}%
}%
}
\newcommand{\DeclarePairedDelimiterY}[4][Temp]{%
\expandafter\DeclarePairedDelimiter\csname#2#1\endcsname{#3}{#4}%
\expandnext{\expandnext{\DeclarePairedDelimiterCase}{\csname#2\endcsname}}{\csname#2#1\endcsname}%
}
\newcommand{\DeclarePairedDelimiterXY}[6][Temp]{%
\expandafter\DeclarePairedDelimiterX\csname#2#1\endcsname[#3]{#4}{#5}{#6}%
\expandnext{\expandnext{\DeclarePairedDelimiterCase}{\csname#2\endcsname}}{\csname#2#1\endcsname}%
}
\makeatother


This new version has the following advantages:

• Users may choose the suffix of the "temporary" command on their own; default: Temp.
• Supports both \DeclarePairedDelimiter AND \DeclarePairedDelimiterX.

Usage:

• \DeclarePairedDelimiterY{name}{leftDelim}{rightDelim} instead of \DeclarePairedDelimiter{\name}{leftDelim}{rightDelim}
• \DeclarePairedDelimiterXY{name}{N_args}{leftDelim}{rightDelim}{code} instead of \DeclarePairedDelimiterX{\name}[N_args]{leftDelim}{rightDelim}{code}

Note that the old version returned {} if \name was called with a misspelled optional argument.

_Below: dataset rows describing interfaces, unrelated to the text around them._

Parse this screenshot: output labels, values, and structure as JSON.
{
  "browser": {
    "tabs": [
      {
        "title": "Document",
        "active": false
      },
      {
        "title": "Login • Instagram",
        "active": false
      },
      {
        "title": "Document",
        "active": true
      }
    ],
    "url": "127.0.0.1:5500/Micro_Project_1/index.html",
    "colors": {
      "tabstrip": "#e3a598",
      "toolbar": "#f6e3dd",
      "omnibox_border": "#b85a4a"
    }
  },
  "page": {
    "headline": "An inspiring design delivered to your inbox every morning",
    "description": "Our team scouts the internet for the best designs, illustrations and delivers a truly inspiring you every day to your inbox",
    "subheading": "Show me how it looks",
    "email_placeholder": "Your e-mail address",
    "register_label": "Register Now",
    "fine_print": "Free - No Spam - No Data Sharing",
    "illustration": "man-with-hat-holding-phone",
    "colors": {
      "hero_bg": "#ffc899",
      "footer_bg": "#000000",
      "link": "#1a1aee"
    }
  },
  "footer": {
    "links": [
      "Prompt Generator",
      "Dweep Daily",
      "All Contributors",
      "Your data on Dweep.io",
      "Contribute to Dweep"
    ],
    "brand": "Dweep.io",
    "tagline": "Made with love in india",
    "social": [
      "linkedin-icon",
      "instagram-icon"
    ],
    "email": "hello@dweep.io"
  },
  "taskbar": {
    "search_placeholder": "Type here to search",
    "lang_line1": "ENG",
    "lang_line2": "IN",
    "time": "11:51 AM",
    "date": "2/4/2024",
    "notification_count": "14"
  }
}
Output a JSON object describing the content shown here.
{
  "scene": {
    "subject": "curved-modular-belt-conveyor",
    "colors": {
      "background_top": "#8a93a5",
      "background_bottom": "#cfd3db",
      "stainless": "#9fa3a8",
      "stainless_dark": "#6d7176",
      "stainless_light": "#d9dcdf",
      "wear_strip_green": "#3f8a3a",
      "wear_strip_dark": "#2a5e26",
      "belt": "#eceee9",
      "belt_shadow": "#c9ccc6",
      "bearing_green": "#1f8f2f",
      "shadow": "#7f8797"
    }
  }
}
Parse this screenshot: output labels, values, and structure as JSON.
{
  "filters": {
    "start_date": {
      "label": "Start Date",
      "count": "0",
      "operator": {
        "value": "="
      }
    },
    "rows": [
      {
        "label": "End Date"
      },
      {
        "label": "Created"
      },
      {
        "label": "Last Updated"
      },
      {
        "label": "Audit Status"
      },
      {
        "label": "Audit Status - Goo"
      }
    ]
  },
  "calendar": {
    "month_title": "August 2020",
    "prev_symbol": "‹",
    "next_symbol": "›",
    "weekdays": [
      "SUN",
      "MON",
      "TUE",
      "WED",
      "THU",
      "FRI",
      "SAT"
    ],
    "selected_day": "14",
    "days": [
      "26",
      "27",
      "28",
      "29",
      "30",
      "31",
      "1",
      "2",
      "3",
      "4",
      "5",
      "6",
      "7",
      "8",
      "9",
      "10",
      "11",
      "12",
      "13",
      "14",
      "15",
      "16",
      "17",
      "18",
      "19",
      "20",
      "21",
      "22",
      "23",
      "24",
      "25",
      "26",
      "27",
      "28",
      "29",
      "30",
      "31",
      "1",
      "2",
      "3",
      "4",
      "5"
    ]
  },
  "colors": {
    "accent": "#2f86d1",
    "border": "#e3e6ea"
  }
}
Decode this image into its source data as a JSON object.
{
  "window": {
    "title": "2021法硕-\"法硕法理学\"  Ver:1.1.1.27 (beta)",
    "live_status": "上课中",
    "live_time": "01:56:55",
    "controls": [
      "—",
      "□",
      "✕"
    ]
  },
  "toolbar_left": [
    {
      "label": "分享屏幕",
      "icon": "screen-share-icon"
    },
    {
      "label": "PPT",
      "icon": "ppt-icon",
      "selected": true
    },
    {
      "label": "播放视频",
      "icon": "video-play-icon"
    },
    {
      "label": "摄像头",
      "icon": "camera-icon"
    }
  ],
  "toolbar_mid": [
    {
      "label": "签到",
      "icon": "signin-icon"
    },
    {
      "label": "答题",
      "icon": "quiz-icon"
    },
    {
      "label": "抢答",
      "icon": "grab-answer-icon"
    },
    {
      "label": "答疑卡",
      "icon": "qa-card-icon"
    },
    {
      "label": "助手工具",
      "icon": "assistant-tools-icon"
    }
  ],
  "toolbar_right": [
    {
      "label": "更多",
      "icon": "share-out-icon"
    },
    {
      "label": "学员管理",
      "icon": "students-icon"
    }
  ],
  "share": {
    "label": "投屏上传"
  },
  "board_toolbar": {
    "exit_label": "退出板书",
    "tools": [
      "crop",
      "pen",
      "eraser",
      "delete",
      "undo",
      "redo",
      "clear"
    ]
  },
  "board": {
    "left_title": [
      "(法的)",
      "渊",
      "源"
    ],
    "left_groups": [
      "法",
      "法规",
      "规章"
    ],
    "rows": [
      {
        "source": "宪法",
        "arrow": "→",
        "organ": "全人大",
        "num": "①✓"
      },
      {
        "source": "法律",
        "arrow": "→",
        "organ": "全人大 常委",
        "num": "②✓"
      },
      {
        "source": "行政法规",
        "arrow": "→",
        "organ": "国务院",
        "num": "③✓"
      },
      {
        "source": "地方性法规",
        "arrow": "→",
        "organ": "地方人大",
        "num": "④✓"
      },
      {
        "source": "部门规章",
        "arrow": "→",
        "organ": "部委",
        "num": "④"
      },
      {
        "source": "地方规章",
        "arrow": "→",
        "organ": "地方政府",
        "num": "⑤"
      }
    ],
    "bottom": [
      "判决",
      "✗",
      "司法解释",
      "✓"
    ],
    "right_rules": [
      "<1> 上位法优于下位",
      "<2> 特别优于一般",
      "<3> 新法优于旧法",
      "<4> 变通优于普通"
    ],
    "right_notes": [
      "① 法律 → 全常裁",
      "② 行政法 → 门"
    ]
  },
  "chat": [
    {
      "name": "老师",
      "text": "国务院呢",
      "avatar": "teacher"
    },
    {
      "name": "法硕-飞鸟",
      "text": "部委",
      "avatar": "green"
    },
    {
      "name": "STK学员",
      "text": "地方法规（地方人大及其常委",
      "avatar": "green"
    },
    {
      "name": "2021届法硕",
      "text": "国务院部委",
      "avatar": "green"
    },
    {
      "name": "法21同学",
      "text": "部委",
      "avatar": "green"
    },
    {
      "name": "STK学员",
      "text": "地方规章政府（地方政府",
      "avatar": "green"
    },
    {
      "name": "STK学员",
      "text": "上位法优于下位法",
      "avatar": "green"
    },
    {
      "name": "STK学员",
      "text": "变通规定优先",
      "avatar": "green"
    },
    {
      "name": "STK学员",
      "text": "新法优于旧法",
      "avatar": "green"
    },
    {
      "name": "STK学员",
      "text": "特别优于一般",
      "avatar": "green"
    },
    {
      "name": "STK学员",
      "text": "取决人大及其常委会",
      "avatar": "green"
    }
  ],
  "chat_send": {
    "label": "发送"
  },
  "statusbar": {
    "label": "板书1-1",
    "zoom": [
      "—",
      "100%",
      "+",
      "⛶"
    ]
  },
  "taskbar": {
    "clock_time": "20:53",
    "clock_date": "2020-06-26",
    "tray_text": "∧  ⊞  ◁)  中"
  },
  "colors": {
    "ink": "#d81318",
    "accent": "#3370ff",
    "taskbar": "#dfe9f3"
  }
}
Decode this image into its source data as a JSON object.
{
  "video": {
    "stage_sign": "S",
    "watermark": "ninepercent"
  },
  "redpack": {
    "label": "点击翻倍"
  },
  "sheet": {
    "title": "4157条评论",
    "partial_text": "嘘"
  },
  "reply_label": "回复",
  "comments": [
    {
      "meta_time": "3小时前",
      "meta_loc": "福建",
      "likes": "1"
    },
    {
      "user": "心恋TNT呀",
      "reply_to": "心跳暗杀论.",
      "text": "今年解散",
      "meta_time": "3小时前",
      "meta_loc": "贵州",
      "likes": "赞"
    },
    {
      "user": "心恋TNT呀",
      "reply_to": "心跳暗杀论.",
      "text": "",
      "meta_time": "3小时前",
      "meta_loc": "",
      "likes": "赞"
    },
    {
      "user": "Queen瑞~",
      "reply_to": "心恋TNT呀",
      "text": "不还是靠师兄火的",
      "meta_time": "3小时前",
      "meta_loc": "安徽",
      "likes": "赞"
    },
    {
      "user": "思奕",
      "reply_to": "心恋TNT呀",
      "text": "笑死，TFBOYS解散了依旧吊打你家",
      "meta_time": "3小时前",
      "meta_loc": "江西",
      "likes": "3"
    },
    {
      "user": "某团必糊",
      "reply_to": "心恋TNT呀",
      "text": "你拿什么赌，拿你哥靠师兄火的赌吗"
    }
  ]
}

Instead, the new version then gives the "\left...\right-case".

-
Has anyone already asked the mathtools' maintainers to include this in the package? –  Evpok Oct 8 '12 at 19:50
I think that you have to write \csname#1Temp\endcsname* instead of \csname#1Temp*\endcsname. In other words, the star should not be part of a control sequence.
@wueaul: In (La)TeX, the * is never part of the actual command name, but is read as an argument (see tex.ac.uk/cgi-bin/texfaq2html?label=cmdstar). –  Caramdir Aug 9 '11 at 18:01
As @Caramdir said, the * is not part of the macro name, but read as a form of optional argument (mostly using \@ifstar). However, it is part of the environment name for starred environments. Not that environments are defines using macros with the same name (env foo => \foo ... \endfoo), so there are in fact some macros which have the star as part of there names. –  Martin Scharrer Aug 11 '11 at 15:00